During the fall-out over the Iraq conflict there was a small story involving the White House exposing a CIA agent because her husband spoke out against the war. I ignored it because it didn’t seem too important. Actually it was very important illustrating how politics can manipulate intelligence work to disastrous effect. Fair Game is based on this incident and is an extremely well-made film that tells a valuable story with two brilliant performances from Naomi Watts and Sean Penn.

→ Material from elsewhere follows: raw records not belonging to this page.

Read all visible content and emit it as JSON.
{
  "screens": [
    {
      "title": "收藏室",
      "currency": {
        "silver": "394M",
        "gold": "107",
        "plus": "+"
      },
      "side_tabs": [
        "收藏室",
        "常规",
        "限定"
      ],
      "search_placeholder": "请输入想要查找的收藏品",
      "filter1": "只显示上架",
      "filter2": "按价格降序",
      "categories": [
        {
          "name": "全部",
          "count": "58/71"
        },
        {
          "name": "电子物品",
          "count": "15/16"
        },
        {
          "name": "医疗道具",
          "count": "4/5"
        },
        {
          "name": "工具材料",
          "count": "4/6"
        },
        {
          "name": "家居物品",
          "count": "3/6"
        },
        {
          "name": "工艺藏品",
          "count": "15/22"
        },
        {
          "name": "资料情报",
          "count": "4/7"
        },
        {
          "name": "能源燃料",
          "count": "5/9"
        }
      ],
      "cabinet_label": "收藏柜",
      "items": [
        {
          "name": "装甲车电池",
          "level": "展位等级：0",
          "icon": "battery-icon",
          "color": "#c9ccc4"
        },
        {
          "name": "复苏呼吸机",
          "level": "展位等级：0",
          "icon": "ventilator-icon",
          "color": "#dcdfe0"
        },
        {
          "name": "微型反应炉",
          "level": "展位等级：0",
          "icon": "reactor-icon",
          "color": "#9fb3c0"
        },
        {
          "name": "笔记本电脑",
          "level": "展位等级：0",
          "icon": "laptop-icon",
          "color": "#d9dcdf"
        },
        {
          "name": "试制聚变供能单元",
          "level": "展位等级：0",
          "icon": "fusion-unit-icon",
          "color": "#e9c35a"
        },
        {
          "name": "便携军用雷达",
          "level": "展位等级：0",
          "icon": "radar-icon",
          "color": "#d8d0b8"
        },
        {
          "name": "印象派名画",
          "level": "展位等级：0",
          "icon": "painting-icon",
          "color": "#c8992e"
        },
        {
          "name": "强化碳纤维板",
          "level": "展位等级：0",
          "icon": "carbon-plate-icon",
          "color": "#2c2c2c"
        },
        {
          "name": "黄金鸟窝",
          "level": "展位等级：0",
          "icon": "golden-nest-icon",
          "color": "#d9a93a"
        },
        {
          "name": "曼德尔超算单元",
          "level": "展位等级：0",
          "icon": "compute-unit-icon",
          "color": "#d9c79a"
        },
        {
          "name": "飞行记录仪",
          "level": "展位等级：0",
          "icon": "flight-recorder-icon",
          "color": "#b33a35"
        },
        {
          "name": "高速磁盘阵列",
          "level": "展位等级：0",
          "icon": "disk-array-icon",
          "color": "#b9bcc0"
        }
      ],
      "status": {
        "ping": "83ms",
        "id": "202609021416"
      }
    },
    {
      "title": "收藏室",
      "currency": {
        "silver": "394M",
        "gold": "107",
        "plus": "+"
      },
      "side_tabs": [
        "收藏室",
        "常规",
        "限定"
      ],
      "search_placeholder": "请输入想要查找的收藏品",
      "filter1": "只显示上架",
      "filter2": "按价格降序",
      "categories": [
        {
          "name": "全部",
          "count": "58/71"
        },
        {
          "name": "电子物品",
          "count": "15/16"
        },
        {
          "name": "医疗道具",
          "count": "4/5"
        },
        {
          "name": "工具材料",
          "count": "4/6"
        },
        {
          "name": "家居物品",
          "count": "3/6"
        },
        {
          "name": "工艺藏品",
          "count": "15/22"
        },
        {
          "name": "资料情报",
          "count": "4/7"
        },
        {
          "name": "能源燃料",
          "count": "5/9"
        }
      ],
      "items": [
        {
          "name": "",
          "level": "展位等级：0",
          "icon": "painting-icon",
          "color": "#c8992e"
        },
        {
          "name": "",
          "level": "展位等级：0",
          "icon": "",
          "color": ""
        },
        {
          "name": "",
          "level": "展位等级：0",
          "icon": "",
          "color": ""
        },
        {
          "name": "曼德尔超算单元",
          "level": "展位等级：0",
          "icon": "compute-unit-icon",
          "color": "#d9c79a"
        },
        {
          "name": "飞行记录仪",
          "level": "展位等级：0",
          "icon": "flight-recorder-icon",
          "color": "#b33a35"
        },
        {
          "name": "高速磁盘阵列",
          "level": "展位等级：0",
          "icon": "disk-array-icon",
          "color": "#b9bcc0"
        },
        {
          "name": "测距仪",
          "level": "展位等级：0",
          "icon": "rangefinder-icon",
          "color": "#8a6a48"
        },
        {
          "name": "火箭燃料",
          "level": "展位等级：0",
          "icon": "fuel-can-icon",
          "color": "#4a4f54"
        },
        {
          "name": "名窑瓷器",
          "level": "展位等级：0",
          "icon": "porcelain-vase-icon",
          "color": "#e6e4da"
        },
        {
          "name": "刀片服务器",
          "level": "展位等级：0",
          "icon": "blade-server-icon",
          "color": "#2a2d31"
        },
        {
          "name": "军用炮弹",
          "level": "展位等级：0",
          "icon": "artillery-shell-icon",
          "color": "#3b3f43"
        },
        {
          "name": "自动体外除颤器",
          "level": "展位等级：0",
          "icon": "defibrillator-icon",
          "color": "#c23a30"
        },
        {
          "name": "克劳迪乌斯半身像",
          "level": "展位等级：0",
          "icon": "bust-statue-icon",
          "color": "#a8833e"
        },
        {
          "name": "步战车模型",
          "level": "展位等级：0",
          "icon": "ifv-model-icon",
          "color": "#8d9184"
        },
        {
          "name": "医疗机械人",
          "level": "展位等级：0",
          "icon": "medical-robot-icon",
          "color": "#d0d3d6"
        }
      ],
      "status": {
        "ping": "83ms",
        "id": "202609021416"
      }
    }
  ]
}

Valerie Plame (Naomi Watts) is a CIA agent who is promoted to lead an investigation into WMDs in Iraq. When her husband, former US diplomat Joseph Wilson (Sean Penn), is asked to investigate the possible illegal sale of uranium from Niger to Iraq, he discovers that such a sale would be impossible. Which runs contrary to the political line that the White House, and in particular, Dick Cheney’s office has espoused. Furthermore, Bush gives a speech effectively using false information. His investigation is ignored and so Joseph writes about it in the New York Times. When the media begin to ask awkward questions, Karl Rove launches an attack on Joseph via his wife Valerie, exposing her as a CIA agent and effectively changing her and Joseph’s life for the worse as they endure death threats, hatred and media attacks. Fair Game explores their response and how media and politics almost destroyed two people.
Split into three parts: spying, politics and family life, the initial sections of the film build up context well. We see that Valerie is an excellent spy and Joe is a successful businessman loyal to his country, their family life is strong despite being somewhat strained by the demands on her time her profession requires.
This set-up ensures that once the dirty politics begins to swamp their lives the film has an interesting field to explore, analysing what happens when a CIA agent’s activities are exposed to the public and the lives of her family and those she works with are endangered and her career ruined. To prevent itself from being totally one-sided the writer’s ensure film is smart enough to also question Joe’s stand against corrupt government and taking on the White House and it seems he enjoys public speaking an chastising Washington a lot even to the point that he risks losing his family.
Which is where we get to the performances.
Penn’s performance can be read either as passionate crusader or egotistical and head-strong, either way his grand-standing speeches are exciting to listen to. Despite the film showing he’s knowledgeable it was hard not to see some of his actions as selfish. Is he venting pent-up aggression at her profession?
In response, Naomi Watts plays the loving mother and dedicated agent role well veering away from melodrama and responding to Penn in an understated way, more a tough cookie, absolutely steely and dignified in the face of intense pressure from government and media and passionate husband.
Directed by Doug Liman (The Bourne Identity and Jumper) this film offers less action and more contemplation. He favours sober analysis of serious politics and how it affects people. He uses medium close ups throughout most of the film.
It succinctly captures the zeitgeist of the era in terms of terrorism and the media and all that went wrong and can go wrong when intelligence work is politicised by people determined to go to war.
The film portrays interdepartmental and cross-governmental conflicts well and how Bush administration officials were cherry-picking raw data, leaking it and using it as fact. White House politicos Karl Rove and Scooter Libby make slimy villains indeed. It seems inevitable that they will break the law and leak the name of the dissenter’s wife in order to distract the media.
Within its hour and forty-seven minutes, you will begin to understand the issues surrounding political manipulation of intelligence and media collaboration. I think this is an important film and it’s hard not to see Pamela and Joe as heroes of the modern age, taking on government and media.